A delegation of Wet’suwet’en hereditary chiefs visited Kanesatake and Kahnawake as part of an 18-day tour to raise awareness about land dispossession and build solidarity between Indigenous communities.
“They are just looking for solidarity and support. They were in Kanesatake on Sunday,” said Kanehsata’kehró:non activist and Longhouse representative Ellen Gabriel, who coordinated their visit to Kanesatake.
“They essentially wanted to have support and maybe a renewal of relationships with other nations because we have the same struggles in regard to land and dispossession. To figure out a way how we could work together to support each other.”
The tour started in early August in Six Nations. The delegation will also be making stops in the Aamjiwnaang First Nation and in communities in Winnipeg, among others.
“They are going to have a big gathering at the end of August to sort of try and have some kind of unity across Canada to help them, but also to work in solidarity with nations, because the pandemic did interrupt that movement that was going on, and the fact that it never ended for them,” she said.
According to Gabriel, the hereditary chiefs shared a bit about their current situation and what has happened since the pandemic.
“When I think about the position that we were in 32 years ago, the public support and the support in ceremony lifted up the spirits of the people. And I am assuming that is where they are today because - I know it is very troubling and worrisome when a government says one thing but does the other, and they have children. This is their community,” explained the activist.
She said that their story reflects the struggles that all Indigenous people have experienced over the last 500 years as their homelands and communities have been invaded and taken from them. “And we are being pressured into accepting the colonizers’ terms on how to proceed forward.
“I think it is really important for us here to receive their message because we are having trouble too, and we discussed it a bit back and forth, but there is a commitment to each other to support each other,” she said.
The previous day, the chiefs were in Kahnawake and visited the Kanien’kehá:ka at Kahnawake (207 Longhouse).
According to Thomas Deer, a representative of the Longhouse, five hereditary chiefs and a few dozen community members were present at the meeting.
“It is an honour to receive our Wet’suwet’en brothers and sisters into our Longhouse again. They’ve demonstrated to the world repeatedly their tireless will to protect their territory and their sovereignty. From one traditional government to another, we share the same values,” said Deer.
He said that since they first came to Kahnawake in 2020, the Longhouse has maintained communication with the Wet’suwet’en leadership.
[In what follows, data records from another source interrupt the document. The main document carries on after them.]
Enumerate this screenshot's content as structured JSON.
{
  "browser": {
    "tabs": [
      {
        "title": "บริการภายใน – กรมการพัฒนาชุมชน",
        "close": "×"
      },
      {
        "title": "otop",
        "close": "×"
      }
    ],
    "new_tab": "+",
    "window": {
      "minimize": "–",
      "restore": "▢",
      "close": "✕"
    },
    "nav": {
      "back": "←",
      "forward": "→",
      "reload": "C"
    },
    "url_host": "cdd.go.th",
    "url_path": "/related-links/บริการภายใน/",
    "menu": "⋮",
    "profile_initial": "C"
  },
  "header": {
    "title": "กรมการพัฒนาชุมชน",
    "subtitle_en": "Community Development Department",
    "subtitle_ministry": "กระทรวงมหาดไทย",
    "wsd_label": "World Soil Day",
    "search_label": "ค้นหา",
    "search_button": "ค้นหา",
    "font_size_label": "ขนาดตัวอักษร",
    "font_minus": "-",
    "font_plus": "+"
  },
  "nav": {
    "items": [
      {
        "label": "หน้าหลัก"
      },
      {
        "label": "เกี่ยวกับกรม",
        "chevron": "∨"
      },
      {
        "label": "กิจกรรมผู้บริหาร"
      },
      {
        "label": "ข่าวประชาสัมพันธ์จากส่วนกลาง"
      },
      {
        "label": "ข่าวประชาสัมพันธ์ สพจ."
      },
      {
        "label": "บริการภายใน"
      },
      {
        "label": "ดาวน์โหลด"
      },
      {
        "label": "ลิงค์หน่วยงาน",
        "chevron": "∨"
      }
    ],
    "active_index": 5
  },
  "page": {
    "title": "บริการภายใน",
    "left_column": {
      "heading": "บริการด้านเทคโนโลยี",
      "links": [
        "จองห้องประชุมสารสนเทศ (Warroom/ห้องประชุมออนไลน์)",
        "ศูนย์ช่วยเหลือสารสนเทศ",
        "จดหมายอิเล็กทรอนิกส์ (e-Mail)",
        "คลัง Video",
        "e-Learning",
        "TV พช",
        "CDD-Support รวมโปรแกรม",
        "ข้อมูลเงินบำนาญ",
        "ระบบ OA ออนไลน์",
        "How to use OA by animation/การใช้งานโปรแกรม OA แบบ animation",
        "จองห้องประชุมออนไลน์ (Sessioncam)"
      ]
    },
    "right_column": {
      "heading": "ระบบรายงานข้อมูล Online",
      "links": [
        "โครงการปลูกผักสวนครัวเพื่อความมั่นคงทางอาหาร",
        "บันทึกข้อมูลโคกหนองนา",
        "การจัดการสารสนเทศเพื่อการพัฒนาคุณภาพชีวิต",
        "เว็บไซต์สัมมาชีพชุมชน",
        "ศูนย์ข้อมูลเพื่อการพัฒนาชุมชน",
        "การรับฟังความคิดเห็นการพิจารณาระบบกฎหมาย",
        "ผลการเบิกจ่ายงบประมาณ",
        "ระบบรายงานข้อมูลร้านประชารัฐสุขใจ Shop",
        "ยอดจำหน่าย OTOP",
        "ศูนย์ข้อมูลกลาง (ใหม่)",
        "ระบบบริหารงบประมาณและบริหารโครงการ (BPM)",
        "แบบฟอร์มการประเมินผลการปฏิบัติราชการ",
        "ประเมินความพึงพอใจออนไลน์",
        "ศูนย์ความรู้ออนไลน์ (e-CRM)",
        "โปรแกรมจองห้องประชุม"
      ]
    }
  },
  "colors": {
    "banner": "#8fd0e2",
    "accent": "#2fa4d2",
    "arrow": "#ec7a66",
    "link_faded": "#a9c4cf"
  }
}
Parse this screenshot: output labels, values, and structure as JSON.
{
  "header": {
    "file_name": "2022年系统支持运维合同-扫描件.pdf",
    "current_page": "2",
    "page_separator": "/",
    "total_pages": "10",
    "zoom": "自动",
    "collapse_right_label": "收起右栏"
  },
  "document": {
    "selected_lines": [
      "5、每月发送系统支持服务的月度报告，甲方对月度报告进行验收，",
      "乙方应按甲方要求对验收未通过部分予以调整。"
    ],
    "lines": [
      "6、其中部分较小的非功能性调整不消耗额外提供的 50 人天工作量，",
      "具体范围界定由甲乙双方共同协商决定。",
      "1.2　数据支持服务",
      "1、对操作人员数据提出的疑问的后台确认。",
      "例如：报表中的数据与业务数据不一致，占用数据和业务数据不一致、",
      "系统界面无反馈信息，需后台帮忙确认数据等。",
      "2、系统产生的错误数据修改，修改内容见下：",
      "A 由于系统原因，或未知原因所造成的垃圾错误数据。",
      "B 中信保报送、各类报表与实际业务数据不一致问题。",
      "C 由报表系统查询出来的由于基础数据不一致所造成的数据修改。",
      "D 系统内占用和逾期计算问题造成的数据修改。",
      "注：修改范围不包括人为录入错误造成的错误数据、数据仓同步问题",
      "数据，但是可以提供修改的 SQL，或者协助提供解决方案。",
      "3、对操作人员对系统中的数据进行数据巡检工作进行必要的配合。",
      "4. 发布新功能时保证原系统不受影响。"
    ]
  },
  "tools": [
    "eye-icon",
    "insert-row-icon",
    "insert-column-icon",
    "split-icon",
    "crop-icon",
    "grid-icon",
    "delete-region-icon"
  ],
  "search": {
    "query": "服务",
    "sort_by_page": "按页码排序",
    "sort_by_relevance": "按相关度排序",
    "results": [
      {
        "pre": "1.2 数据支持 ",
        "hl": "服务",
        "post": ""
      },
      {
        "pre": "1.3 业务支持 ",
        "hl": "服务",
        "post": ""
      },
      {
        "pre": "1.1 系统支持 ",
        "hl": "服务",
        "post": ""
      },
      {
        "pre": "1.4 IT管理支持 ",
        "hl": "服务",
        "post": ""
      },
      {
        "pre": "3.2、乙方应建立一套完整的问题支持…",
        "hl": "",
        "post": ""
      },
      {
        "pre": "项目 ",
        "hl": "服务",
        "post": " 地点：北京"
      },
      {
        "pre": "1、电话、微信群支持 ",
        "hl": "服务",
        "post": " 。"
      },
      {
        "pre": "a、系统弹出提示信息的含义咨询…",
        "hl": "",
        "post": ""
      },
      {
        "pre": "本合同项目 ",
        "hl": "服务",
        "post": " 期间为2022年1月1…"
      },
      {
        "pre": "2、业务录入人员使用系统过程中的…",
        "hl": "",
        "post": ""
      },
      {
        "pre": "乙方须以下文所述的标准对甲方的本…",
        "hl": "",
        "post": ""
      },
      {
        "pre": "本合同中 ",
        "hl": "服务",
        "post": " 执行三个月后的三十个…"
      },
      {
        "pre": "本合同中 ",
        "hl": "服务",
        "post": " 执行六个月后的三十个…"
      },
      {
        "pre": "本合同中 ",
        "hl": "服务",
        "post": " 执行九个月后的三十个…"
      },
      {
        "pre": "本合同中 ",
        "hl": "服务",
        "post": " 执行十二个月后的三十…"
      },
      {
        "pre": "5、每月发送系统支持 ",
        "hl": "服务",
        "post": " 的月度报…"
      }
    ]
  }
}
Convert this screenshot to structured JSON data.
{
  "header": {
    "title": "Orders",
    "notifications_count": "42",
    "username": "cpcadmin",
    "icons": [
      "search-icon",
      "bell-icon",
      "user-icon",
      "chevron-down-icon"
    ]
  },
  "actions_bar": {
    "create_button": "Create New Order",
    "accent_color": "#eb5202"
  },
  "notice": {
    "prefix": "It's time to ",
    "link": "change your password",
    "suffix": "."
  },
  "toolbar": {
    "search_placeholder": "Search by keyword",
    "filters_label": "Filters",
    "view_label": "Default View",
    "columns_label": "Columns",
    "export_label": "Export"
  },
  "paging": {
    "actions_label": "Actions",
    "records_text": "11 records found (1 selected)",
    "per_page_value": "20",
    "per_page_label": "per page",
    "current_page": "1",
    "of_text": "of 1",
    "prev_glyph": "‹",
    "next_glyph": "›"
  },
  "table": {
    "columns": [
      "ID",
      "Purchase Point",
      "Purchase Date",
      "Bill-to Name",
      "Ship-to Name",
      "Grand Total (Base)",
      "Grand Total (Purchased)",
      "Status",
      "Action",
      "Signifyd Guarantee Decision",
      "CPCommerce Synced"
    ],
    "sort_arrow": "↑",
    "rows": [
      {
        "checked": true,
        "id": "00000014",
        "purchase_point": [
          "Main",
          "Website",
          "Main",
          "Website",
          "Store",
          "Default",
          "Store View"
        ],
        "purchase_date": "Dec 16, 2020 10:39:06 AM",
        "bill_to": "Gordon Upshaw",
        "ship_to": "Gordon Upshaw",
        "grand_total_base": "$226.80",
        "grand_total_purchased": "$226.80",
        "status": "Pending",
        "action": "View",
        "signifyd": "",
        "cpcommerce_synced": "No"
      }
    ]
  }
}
Moreover, the chiefs were welcomed to the territory according to Rotinonhsión:ni ceremonial protocol.
“There is strength in unity, and we stand a better chance resisting colonial oppression together than separate. We both know we’re not alone in this struggle. The more like-minded Onkwehón:we nations that join together, the better chance we have to effectively assert our sovereignty,” he said.
“Both Kanesatake and Kahnawake are tied together in more ways than one. As kin, we share a common history and experience. As allies, we’ve inspired Onkwehón:we people beyond our Confederacy. It is no surprise that the Wet’suwet’en delegation felt that it was important to visit both our Longhouses,” he said.
Marisela Amador, Local Journalism Initiative Reporter, The Eastern Door